**What to produce:** Copy each line of the data below in which the word "summary" can be found.

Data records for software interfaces
<<<<

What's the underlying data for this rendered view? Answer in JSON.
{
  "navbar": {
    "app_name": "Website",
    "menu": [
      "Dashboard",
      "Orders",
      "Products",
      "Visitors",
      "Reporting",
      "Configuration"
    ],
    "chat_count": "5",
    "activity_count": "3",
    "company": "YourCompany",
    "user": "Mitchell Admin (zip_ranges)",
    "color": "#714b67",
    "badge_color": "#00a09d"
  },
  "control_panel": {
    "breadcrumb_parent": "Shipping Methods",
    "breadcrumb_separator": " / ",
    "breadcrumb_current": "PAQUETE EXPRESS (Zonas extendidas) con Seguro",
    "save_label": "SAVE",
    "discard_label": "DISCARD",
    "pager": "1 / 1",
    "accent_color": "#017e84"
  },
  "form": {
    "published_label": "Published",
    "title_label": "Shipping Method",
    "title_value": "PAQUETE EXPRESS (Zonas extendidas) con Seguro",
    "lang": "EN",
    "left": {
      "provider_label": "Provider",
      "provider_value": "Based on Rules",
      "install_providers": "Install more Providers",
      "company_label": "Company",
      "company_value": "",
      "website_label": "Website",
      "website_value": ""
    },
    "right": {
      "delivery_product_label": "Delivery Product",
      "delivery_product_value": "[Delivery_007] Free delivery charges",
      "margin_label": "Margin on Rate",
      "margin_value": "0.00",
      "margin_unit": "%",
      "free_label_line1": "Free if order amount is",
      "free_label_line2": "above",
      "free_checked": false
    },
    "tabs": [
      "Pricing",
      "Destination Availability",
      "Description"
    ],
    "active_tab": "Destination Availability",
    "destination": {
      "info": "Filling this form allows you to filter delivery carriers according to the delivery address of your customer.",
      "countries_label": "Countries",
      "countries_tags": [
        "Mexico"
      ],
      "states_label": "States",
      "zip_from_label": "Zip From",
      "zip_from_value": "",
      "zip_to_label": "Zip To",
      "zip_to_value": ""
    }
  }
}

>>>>
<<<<

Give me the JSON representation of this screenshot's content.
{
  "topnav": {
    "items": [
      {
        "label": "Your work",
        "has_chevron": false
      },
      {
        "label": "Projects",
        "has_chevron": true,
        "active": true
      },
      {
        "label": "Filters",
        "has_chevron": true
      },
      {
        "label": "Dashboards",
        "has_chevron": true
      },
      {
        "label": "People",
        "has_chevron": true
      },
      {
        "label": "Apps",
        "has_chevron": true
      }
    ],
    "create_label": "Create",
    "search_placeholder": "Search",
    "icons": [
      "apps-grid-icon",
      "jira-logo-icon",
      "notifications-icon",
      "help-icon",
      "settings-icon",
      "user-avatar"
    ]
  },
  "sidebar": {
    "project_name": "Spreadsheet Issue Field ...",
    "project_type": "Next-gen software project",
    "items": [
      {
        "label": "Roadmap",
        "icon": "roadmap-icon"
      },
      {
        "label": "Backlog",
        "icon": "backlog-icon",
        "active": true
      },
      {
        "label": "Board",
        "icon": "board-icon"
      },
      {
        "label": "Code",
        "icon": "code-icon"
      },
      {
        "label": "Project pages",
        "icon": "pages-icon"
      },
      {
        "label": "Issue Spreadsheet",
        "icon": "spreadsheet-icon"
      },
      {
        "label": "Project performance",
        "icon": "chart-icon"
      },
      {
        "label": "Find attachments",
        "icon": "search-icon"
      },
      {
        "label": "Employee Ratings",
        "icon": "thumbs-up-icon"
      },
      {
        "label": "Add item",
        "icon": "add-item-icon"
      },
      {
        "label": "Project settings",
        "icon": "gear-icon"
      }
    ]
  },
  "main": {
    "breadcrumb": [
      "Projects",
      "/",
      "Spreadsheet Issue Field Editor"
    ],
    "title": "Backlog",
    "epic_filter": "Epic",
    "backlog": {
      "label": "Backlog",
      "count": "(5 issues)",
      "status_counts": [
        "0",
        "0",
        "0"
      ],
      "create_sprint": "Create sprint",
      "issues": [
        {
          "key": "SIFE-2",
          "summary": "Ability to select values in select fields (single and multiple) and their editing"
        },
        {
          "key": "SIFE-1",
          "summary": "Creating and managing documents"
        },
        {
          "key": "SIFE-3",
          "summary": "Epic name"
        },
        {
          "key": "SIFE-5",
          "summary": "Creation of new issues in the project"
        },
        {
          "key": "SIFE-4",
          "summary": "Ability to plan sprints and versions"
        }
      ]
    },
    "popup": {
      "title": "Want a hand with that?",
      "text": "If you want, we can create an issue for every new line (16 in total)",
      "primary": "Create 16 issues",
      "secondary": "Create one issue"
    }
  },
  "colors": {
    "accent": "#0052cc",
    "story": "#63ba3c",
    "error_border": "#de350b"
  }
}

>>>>

**Task response:**
          "summary": "Ability to select values in select fields (single and multiple) and their editing"
          "summary": "Creating and managing documents"
          "summary": "Epic name"
          "summary": "Creation of new issues in the project"
          "summary": "Ability to plan sprints and versions"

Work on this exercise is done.